London: UK stocks just hit a record high, defying the country’s gloomiest economic outlook in decades. Scratch the surface, however, and the market is already falling behind.
While the FTSE 100 Index - home of blue-chip stocks such as Shell, HSBC Holdings and Diageo - finally rose above its 2018 peak, it’s in fact trailing benchmarks in Europe, China and the US so far this year. On top of that, London recently lost its crown of Europe’s biggest stock market to Paris.
The FTSE 100 beat most European peers last year, thanks in part to the surge in oil and gas prices, which benefited energy giants BP and Shell. But on a longer-term view, the UK benchmark is virtually flat since the 2016 Brexit vote in dollar terms, while the S&P 500 Index has nearly doubled and the Euro Stoxx 50 Index has gained about 30 per cent.
“Equity investors should consider opportunities elsewhere, for now,” says Vivek Paul, UK chief investment strategist at BlackRock Investment Institute. He sees more pain ahead for the country as policy tightening and persistent inflation take their toll on the real economy.
Heavyweights under pressure
Trends that supported the FTSE 100’s outperformance last year, such as a rally in oil, weak currency and rising interest rates, are starting to wane or are better priced in.

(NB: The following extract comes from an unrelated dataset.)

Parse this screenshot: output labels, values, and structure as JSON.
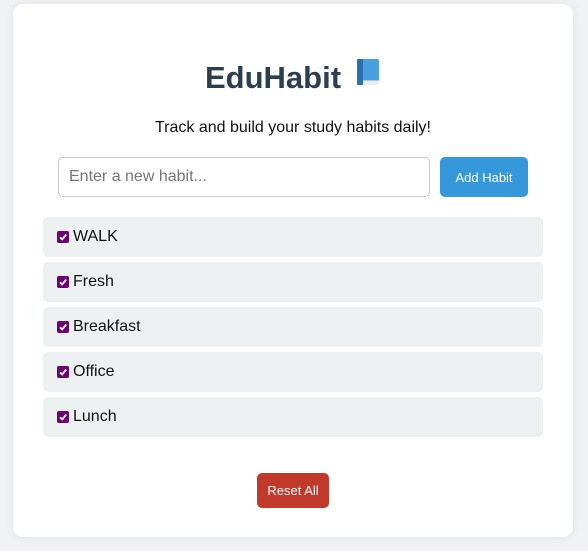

Last year, the exporter-heavy gauge shrugged off domestic political turmoil, instead benefiting from a commodity rally. But Bank of America Corp. strategists expect that support to fade as economic growth loses momentum.
Other index heavyweights are also under pressure. While higher rates have boosted banks in the FTSE 100 over the past year, growing bets that hikes are peaking mean the upside from here on may be limited. At the same time, a strengthening pound is weighing on large-cap exporters that earn in dollars.
A rotation in investment style may also hamper the FTSE 100’s progress. Investors are piling into growth stocks after the Federal Reserve signaled some progress in taming US inflation. That’s likely to weigh on the FTSE 100, given it has a “bias to deep value and is very underweight growth and high growth stocks,” says Tineke Frikkee, head of UK equity research at Waverton Investment Management.
Global investors have been steadily defecting from the UK stock market since 2016’s Brexit vote, taking London’s edge as a global financial hub with them. Paris caught up with London as Europe’s largest equity market at the end of last year and is now firmly in the lead.
Locally, the situation is tricky. The FTSE 250 Index “- whose constituents get about half of their sales in Britain “- remains about 6 per cent down over the past year as the UK confronts a sharper recession than many developed nations.
Still, the mid-cap gauge jumped by the most since November Thursday, extending an outperformance over the FTSE 100 this year, as traders bet the latest Bank of England rate hike will take it nearer to the peak of its cycle as inflation cools and a downturn takes hold.
Those who make the case for UK stocks note they are still cheap relative to European and global peers and offer international exposure. The FTSE 100’s dividend yield is also among the highest in the world. Among those positive on the shares is David Winckler, senior investment analyst at Kingswood, who notes heavy valuation discounts that implies a recession is already “largely” priced in.
“As the Brexit hangover fades and with some political stability, most UK assets look set to deliver superior risk-adjusted returns over the medium term,” he says, adding that economically sensitive companies look attractive and could outperform significantly.
Not everyone is as bullish. The FTSE’s underperformance versus the Stoxx 600 Index and the S&P 500 Index in January “heralds a pattern for the year,” write Bloomberg Intelligence strategists Tim Craighead and Laurent Douillet, expecting earnings at its members expected to drop in 2023 and trail peers’ recoveries in 2024.
“The FTSE is losing its lead as 2023 begins,” they write. “We believe its dramatic 10-15 percentage-point outperformance in 2022 is a thing of the past.”